More recently, and very shocking,
is the arrest and suspended imprisonment sentences of drill musicians for performing their work live is perhaps the most shocking overreach of police and judicial power in the arts that we have seen in over twenty years. Skengdo and AM, names new to me, but big enough in their music community to be playing to large crowds, join a list of artists targeted for their work. It is a dark time.
With Brexit continuing to suck all the air from the room, its easy to forget how little Europe or being part of the European union has been part of our artistic discussions over the years. There's often a parochialism about our island nation that turns inward whenever there appears to be a threat or a difference that we don't understand. Like the cloud that covers the land in Ishiguro's metaphorical novel "The Buried Giant", we prefer the mist of isolation, than to see the ships arriving on the horizon - and that seems to be whether they bring enemies or new goods to trade. We've often, as a nation, punched above our weight creatively, benefiting as often as not, from our isolation, our cold, damp winters, and our English language; but also that's a chimera; many of our most important artists are imports - think Handel, T.S. Eliot, Epstein, even popular favourite Freddy Mercury - or from our polyglot margins, Celts, Scots, Irish, or imports from an English-speaking empire. Our last two Nobel writers - Lessing and Ishiguro - as examples.
This is not necessarily to aim for a political art, but to appreciate how political art can be in and of itself. Brecht clearly recognised the potency of reviving the Beggar's Opera in a different context, and it flew; for a contemporary Britain our narratives need to move past the sentimental. Even the uproar around Danny Boyle's attempts to create a corrective narrative for his Olympics opening ceremony in 2012, now seem partially obscured by what was clearly - in an age of austerity - a festival of bread and circuses. The avant garde - if such exists - and if we are even allowed to use such as French term (for which there is no direct English equivalent) has always been an international exchange of ideas, above and beyond the differences of language and culture; it is resisted by Putin in imprisoning Pussy Riot just as it was in other places and other times. Here and now, we see that government funding for the arts becomes more and more a creature of political whim; May's attempt for a post-Brexit festival of Britain could well fall flat on the impossibility of her uninspiring leadership delivering on any kind of Brexit that doesn't destroy the country. The funding will no doubt stay in place, the chosen artists may well be ones willing to bite the hand that feeds, but as ever, the scale and majesty of officially sanctioned art, can act to nullify even the most experimental of gestures.

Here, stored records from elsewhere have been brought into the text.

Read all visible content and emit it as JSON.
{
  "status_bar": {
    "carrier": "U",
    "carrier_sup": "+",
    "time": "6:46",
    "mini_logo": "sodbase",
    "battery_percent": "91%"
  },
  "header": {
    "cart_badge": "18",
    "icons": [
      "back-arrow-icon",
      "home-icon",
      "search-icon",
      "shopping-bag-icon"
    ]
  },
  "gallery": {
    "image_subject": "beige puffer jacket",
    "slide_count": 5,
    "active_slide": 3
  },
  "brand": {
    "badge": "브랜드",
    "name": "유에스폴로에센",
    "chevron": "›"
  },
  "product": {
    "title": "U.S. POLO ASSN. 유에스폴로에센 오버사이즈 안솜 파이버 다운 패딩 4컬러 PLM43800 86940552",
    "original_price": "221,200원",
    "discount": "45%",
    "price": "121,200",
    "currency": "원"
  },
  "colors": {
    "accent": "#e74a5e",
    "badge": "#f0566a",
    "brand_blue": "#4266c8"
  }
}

At the same time - this weekend in Glasgow to see art - and hearing about a range of D.I.Y. and grassroots events in Manchester, our own resistance is far from subdued. Art on its own as is never enough, as the crowds flocking to Die Dreigschenoper would soon be going about their normal lives, fleeing or dead, or part of the nationalist war machine; its easy to forget (as we stockpile tins and bottled water for a "no deal" Brexit) that we need bread and circuses. Let's be careful who is providing them however, and what are their motives.